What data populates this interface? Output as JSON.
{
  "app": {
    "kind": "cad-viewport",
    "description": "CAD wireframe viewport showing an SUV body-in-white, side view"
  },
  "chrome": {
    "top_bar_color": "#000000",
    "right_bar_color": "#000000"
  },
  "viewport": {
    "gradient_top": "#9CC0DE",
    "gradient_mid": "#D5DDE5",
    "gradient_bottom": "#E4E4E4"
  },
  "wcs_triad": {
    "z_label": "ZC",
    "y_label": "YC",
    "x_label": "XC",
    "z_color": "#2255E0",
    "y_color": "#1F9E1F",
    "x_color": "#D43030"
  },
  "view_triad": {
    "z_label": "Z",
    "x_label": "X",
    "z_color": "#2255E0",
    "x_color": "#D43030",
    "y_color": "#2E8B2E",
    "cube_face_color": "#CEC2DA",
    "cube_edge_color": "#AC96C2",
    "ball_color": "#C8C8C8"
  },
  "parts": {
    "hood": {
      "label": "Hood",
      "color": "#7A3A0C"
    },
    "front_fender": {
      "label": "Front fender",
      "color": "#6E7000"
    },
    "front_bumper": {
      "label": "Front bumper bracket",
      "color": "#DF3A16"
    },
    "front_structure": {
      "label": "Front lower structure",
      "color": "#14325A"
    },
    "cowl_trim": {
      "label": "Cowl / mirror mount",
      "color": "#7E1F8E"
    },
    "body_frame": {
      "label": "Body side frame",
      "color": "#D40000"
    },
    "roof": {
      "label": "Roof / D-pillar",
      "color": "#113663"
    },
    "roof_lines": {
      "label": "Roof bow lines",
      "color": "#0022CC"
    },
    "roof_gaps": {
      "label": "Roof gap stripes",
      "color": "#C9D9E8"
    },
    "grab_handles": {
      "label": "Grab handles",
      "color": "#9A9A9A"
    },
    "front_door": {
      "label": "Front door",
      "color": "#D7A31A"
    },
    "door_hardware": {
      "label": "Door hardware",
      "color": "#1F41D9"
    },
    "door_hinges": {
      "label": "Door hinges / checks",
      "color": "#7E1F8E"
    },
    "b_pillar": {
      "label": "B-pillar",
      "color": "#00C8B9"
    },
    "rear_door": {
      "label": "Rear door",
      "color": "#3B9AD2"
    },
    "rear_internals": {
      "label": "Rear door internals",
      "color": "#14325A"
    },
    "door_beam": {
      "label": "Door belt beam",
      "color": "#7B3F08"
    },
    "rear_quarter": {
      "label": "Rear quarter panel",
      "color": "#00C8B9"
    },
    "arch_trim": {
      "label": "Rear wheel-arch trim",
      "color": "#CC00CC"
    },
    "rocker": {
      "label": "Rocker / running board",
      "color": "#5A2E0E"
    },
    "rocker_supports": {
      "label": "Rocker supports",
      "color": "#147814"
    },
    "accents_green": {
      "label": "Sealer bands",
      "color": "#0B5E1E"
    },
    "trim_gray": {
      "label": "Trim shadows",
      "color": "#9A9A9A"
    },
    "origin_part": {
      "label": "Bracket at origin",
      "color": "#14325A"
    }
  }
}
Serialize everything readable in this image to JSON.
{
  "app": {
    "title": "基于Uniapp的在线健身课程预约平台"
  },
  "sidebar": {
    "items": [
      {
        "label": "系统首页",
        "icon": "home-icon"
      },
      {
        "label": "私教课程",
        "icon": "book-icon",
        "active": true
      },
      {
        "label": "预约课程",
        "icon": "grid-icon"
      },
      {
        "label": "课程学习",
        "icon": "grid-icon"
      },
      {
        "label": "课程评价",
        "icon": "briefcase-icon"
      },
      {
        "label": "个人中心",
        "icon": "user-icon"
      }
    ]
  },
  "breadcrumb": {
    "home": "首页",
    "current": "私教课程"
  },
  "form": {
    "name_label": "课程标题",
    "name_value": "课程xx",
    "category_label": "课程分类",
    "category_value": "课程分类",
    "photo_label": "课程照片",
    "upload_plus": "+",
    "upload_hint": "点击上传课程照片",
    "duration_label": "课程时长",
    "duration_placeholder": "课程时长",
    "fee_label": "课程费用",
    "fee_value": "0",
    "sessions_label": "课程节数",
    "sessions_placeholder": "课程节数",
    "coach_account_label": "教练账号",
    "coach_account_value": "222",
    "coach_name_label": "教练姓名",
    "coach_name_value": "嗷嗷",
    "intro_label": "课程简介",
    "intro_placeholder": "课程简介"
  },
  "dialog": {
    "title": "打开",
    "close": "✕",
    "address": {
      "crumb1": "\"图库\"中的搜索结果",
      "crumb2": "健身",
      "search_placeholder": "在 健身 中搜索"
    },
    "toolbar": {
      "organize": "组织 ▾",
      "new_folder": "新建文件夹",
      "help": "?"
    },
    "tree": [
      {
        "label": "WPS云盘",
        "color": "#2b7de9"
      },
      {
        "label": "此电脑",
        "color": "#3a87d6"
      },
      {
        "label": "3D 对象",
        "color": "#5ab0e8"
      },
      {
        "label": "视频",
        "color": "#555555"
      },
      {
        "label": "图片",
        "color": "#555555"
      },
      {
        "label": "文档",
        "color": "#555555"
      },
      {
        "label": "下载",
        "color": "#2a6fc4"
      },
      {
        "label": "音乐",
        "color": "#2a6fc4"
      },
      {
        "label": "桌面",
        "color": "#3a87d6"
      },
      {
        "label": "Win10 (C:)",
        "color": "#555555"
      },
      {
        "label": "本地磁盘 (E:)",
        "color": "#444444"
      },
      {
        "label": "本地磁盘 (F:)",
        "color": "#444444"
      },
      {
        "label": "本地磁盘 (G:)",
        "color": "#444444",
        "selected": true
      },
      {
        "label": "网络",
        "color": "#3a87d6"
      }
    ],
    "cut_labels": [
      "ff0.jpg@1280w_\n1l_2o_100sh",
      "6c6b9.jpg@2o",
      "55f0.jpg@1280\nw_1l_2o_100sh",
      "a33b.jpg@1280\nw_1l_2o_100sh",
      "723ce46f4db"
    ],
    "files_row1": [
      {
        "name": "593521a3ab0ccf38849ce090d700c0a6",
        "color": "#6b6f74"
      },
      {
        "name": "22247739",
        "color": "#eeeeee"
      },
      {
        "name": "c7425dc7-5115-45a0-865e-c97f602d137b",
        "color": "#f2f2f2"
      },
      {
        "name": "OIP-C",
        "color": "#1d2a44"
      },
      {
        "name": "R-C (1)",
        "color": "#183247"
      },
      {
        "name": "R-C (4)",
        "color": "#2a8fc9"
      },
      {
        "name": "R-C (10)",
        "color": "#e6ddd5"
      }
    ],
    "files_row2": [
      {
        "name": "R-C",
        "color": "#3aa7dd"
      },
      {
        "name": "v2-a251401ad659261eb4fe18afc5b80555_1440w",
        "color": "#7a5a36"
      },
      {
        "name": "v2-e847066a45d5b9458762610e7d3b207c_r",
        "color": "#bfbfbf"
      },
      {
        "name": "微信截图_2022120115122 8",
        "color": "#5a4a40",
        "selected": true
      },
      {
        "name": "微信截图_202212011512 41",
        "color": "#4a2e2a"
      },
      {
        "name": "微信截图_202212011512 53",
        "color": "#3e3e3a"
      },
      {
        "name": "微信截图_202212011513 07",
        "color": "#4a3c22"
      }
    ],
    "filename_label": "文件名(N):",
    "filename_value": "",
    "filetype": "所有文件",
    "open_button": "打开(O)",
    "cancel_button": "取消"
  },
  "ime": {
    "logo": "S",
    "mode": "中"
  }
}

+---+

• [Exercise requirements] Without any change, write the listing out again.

• [Expected answer]
What data populates this interface? Output as JSON.
{
  "app": {
    "kind": "cad-viewport",
    "description": "CAD wireframe viewport showing an SUV body-in-white, side view"
  },
  "chrome": {
    "top_bar_color": "#000000",
    "right_bar_color": "#000000"
  },
  "viewport": {
    "gradient_top": "#9CC0DE",
    "gradient_mid": "#D5DDE5",
    "gradient_bottom": "#E4E4E4"
  },
  "wcs_triad": {
    "z_label": "ZC",
    "y_label": "YC",
    "x_label": "XC",
    "z_color": "#2255E0",
    "y_color": "#1F9E1F",
    "x_color": "#D43030"
  },
  "view_triad": {
    "z_label": "Z",
    "x_label": "X",
    "z_color": "#2255E0",
    "x_color": "#D43030",
    "y_color": "#2E8B2E",
    "cube_face_color": "#CEC2DA",
    "cube_edge_color": "#AC96C2",
    "ball_color": "#C8C8C8"
  },
  "parts": {
    "hood": {
      "label": "Hood",
      "color": "#7A3A0C"
    },
    "front_fender": {
      "label": "Front fender",
      "color": "#6E7000"
    },
    "front_bumper": {
      "label": "Front bumper bracket",
      "color": "#DF3A16"
    },
    "front_structure": {
      "label": "Front lower structure",
      "color": "#14325A"
    },
    "cowl_trim": {
      "label": "Cowl / mirror mount",
      "color": "#7E1F8E"
    },
    "body_frame": {
      "label": "Body side frame",
      "color": "#D40000"
    },
    "roof": {
      "label": "Roof / D-pillar",
      "color": "#113663"
    },
    "roof_lines": {
      "label": "Roof bow lines",
      "color": "#0022CC"
    },
    "roof_gaps": {
      "label": "Roof gap stripes",
      "color": "#C9D9E8"
    },
    "grab_handles": {
      "label": "Grab handles",
      "color": "#9A9A9A"
    },
    "front_door": {
      "label": "Front door",
      "color": "#D7A31A"
    },
    "door_hardware": {
      "label": "Door hardware",
      "color": "#1F41D9"
    },
    "door_hinges": {
      "label": "Door hinges / checks",
      "color": "#7E1F8E"
    },
    "b_pillar": {
      "label": "B-pillar",
      "color": "#00C8B9"
    },
    "rear_door": {
      "label": "Rear door",
      "color": "#3B9AD2"
    },
    "rear_internals": {
      "label": "Rear door internals",
      "color": "#14325A"
    },
    "door_beam": {
      "label": "Door belt beam",
      "color": "#7B3F08"
    },
    "rear_quarter": {
      "label": "Rear quarter panel",
      "color": "#00C8B9"
    },
    "arch_trim": {
      "label": "Rear wheel-arch trim",
      "color": "#CC00CC"
    },
    "rocker": {
      "label": "Rocker / running board",
      "color": "#5A2E0E"
    },
    "rocker_supports": {
      "label": "Rocker supports",
      "color": "#147814"
    },
    "accents_green": {
      "label": "Sealer bands",
      "color": "#0B5E1E"
    },
    "trim_gray": {
      "label": "Trim shadows",
      "color": "#9A9A9A"
    },
    "origin_part": {
      "label": "Bracket at origin",
      "color": "#14325A"
    }
  }
}
Serialize everything readable in this image to JSON.
{
  "app": {
    "title": "基于Uniapp的在线健身课程预约平台"
  },
  "sidebar": {
    "items": [
      {
        "label": "系统首页",
        "icon": "home-icon"
      },
      {
        "label": "私教课程",
        "icon": "book-icon",
        "active": true
      },
      {
        "label": "预约课程",
        "icon": "grid-icon"
      },
      {
        "label": "课程学习",
        "icon": "grid-icon"
      },
      {
        "label": "课程评价",
        "icon": "briefcase-icon"
      },
      {
        "label": "个人中心",
        "icon": "user-icon"
      }
    ]
  },
  "breadcrumb": {
    "home": "首页",
    "current": "私教课程"
  },
  "form": {
    "name_label": "课程标题",
    "name_value": "课程xx",
    "category_label": "课程分类",
    "category_value": "课程分类",
    "photo_label": "课程照片",
    "upload_plus": "+",
    "upload_hint": "点击上传课程照片",
    "duration_label": "课程时长",
    "duration_placeholder": "课程时长",
    "fee_label": "课程费用",
    "fee_value": "0",
    "sessions_label": "课程节数",
    "sessions_placeholder": "课程节数",
    "coach_account_label": "教练账号",
    "coach_account_value": "222",
    "coach_name_label": "教练姓名",
    "coach_name_value": "嗷嗷",
    "intro_label": "课程简介",
    "intro_placeholder": "课程简介"
  },
  "dialog": {
    "title": "打开",
    "close": "✕",
    "address": {
      "crumb1": "\"图库\"中的搜索结果",
      "crumb2": "健身",
      "search_placeholder": "在 健身 中搜索"
    },
    "toolbar": {
      "organize": "组织 ▾",
      "new_folder": "新建文件夹",
      "help": "?"
    },
    "tree": [
      {
        "label": "WPS云盘",
        "color": "#2b7de9"
      },
      {
        "label": "此电脑",
        "color": "#3a87d6"
      },
      {
        "label": "3D 对象",
        "color": "#5ab0e8"
      },
      {
        "label": "视频",
        "color": "#555555"
      },
      {
        "label": "图片",
        "color": "#555555"
      },
      {
        "label": "文档",
        "color": "#555555"
      },
      {
        "label": "下载",
        "color": "#2a6fc4"
      },
      {
        "label": "音乐",
        "color": "#2a6fc4"
      },
      {
        "label": "桌面",
        "color": "#3a87d6"
      },
      {
        "label": "Win10 (C:)",
        "color": "#555555"
      },
      {
        "label": "本地磁盘 (E:)",
        "color": "#444444"
      },
      {
        "label": "本地磁盘 (F:)",
        "color": "#444444"
      },
      {
        "label": "本地磁盘 (G:)",
        "color": "#444444",
        "selected": true
      },
      {
        "label": "网络",
        "color": "#3a87d6"
      }
    ],
    "cut_labels": [
      "ff0.jpg@1280w_\n1l_2o_100sh",
      "6c6b9.jpg@2o",
      "55f0.jpg@1280\nw_1l_2o_100sh",
      "a33b.jpg@1280\nw_1l_2o_100sh",
      "723ce46f4db"
    ],
    "files_row1": [
      {
        "name": "593521a3ab0ccf38849ce090d700c0a6",
        "color": "#6b6f74"
      },
      {
        "name": "22247739",
        "color": "#eeeeee"
      },
      {
        "name": "c7425dc7-5115-45a0-865e-c97f602d137b",
        "color": "#f2f2f2"
      },
      {
        "name": "OIP-C",
        "color": "#1d2a44"
      },
      {
        "name": "R-C (1)",
        "color": "#183247"
      },
      {
        "name": "R-C (4)",
        "color": "#2a8fc9"
      },
      {
        "name": "R-C (10)",
        "color": "#e6ddd5"
      }
    ],
    "files_row2": [
      {
        "name": "R-C",
        "color": "#3aa7dd"
      },
      {
        "name": "v2-a251401ad659261eb4fe18afc5b80555_1440w",
        "color": "#7a5a36"
      },
      {
        "name": "v2-e847066a45d5b9458762610e7d3b207c_r",
        "color": "#bfbfbf"
      },
      {
        "name": "微信截图_2022120115122 8",
        "color": "#5a4a40",
        "selected": true
      },
      {
        "name": "微信截图_202212011512 41",
        "color": "#4a2e2a"
      },
      {
        "name": "微信截图_202212011512 53",
        "color": "#3e3e3a"
      },
      {
        "name": "微信截图_202212011513 07",
        "color": "#4a3c22"
      }
    ],
    "filename_label": "文件名(N):",
    "filename_value": "",
    "filetype": "所有文件",
    "open_button": "打开(O)",
    "cancel_button": "取消"
  },
  "ime": {
    "logo": "S",
    "mode": "中"
  }
}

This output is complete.